"Worse Than Watergate," the title of a new book by John Dean, Richard Nixon's White House counsel, is a depressingly accurate measure of the chicanery of the Bush/Cheney cabal. According to Dean, who began his political life at the age of 29 as the Republican counsel on the House Judiciary Committee before being recruited by Nixon, "This administration is truly scary and, given the times we live in, frighteningly dangerous." And when it comes to lies and cover-up, the Bush crowd makes the Nixon administration look like amateurs. As Dean writes, they "have created the most secretive presidency of my lifetime ... far worse than during Watergate."
Dean knows what he's talking about. He was the one who dared tell Nixon in 1973 that the web of lies surrounding the Watergate break-in of the Democratic Party headquarters had formed "a cancer on the presidency." When Dean went public about that conversation, the Nixon White House smeared him as a liar. Fortunately, the conversation had been taped, and Dean was vindicated.
The dark side of the current White House was on full display last week when top officials of the Bush administration took to the airwaves to destroy the credibility of a man who had honorably served presidents Reagan, Clinton and both Bushes.
The character assassination of Richard Clarke, the former White House anti-terrorism chief, was far more worrisome than Nixon's smears of Dean because it concerned not petty crime in pursuit of partisan political ambition but rather the attempt to deceive the nation and the world as to the causes of the 9/11 assault upon our national security -- and to justify an unnecessary war in Iraq.
First, Bush's aides suggested that Clarke had invented the meeting in which Clarke said the president pressured him to find a link between the 9/11 attack and Iraq, ignoring Clarke's insistence that intelligence agencies had concluded that no such link existed. But on Sunday, national security advisor Condoleezza Rice was forced to admit that Bush had pressed Clarke on an Iraq connection. This backed up earlier assertions by former Treasury Secretary Paul O'Neill as to Bush's obsession with Iraq from the very first days of his administration at the expense of focusing on Osama bin Laden and Al Qaeda.
That the Bush lies didn't work this time may be because just too many veterans of the U.S. intelligence community are finding their voices and are willing to denounce an administration that has seriously undermined the nation's security.

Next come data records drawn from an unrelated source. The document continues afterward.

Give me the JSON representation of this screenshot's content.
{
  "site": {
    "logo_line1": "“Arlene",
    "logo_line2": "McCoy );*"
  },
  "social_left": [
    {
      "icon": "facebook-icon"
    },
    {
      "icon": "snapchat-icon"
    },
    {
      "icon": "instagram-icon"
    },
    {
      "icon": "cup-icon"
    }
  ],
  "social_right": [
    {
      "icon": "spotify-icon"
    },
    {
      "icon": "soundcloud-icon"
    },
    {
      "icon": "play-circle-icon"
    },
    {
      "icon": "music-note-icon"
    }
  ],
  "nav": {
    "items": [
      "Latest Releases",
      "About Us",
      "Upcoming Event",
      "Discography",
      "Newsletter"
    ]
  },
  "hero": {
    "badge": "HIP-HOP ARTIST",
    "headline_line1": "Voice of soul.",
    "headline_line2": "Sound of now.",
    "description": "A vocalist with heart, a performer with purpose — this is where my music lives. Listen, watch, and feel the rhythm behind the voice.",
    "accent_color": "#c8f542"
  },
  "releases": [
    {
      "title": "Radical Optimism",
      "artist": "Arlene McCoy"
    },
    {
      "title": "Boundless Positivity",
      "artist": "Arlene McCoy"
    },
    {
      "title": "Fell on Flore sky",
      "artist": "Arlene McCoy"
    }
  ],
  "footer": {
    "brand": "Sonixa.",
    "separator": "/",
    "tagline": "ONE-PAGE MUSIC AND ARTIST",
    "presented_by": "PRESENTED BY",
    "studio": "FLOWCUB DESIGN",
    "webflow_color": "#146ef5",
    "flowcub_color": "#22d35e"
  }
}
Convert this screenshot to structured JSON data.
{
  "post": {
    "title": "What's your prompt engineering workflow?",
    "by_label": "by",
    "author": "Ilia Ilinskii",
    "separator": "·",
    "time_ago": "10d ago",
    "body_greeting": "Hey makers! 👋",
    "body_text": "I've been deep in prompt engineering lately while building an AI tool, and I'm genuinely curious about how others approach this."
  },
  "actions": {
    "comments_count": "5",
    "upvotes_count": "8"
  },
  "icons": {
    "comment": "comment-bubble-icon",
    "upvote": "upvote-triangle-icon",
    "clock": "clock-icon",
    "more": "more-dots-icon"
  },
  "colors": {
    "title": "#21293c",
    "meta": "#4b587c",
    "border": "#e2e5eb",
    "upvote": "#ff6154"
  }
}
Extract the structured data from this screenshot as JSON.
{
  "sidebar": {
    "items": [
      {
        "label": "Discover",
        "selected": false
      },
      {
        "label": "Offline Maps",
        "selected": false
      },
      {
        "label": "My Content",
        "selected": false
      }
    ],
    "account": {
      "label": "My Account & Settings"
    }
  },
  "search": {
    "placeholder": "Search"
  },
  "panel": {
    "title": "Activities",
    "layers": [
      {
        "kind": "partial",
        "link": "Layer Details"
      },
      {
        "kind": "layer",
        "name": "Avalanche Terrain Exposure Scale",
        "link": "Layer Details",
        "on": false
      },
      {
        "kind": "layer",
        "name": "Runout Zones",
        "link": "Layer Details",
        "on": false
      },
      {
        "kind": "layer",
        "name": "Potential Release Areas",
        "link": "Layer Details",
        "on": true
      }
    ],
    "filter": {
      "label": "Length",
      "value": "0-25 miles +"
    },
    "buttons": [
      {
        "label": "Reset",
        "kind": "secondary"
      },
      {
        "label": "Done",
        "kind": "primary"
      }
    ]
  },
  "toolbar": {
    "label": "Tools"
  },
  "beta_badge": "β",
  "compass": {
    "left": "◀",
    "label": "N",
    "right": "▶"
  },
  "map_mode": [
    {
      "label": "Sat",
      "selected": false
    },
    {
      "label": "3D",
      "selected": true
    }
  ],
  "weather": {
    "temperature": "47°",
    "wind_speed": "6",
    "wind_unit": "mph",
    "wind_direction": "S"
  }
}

They are speaking out, as 23 former CIA and other defense intelligence agents did in Robert Greenwald's devastating documentary, "Uncovered." They have stepped forward, as did David Kay, Bush's former chief weapons inspector in Iraq.
This is an administration that has been dominated by the neoconservative ideologues who condemned the logical restraint of the first Bush administration on foreign policy as a betrayal of the national interest.
These neocons have made a horrible mess of things, but that gives them no pause. They went to war with a nation that had no weapons of mass destruction and few connections to terrorism -- but have coddled Pakistan, which sponsored the Taliban and Al Qaeda and which recently was revealed as the source of nuclear weapons technology for North Korea, Iran and Libya.
The president's team is wrong to believe its outrageous lies can continue to lull a gullible public. Nixon's lies won him a second election, but then he lost the country.
Bush smiles better than Nixon, but when the lies are exposed, the smile turns into a character-revealing smirk. That happened last week when the White House released photos of a skit, performed for the amusement of jaded media heavyweights, in which the president pretended to look under his desk for the missing weapons of mass destruction. This may have amused his cynical audience, but to the general public, the carefully lip-synced policy pronouncements of the man who cried wolf has morphed into a sick joke.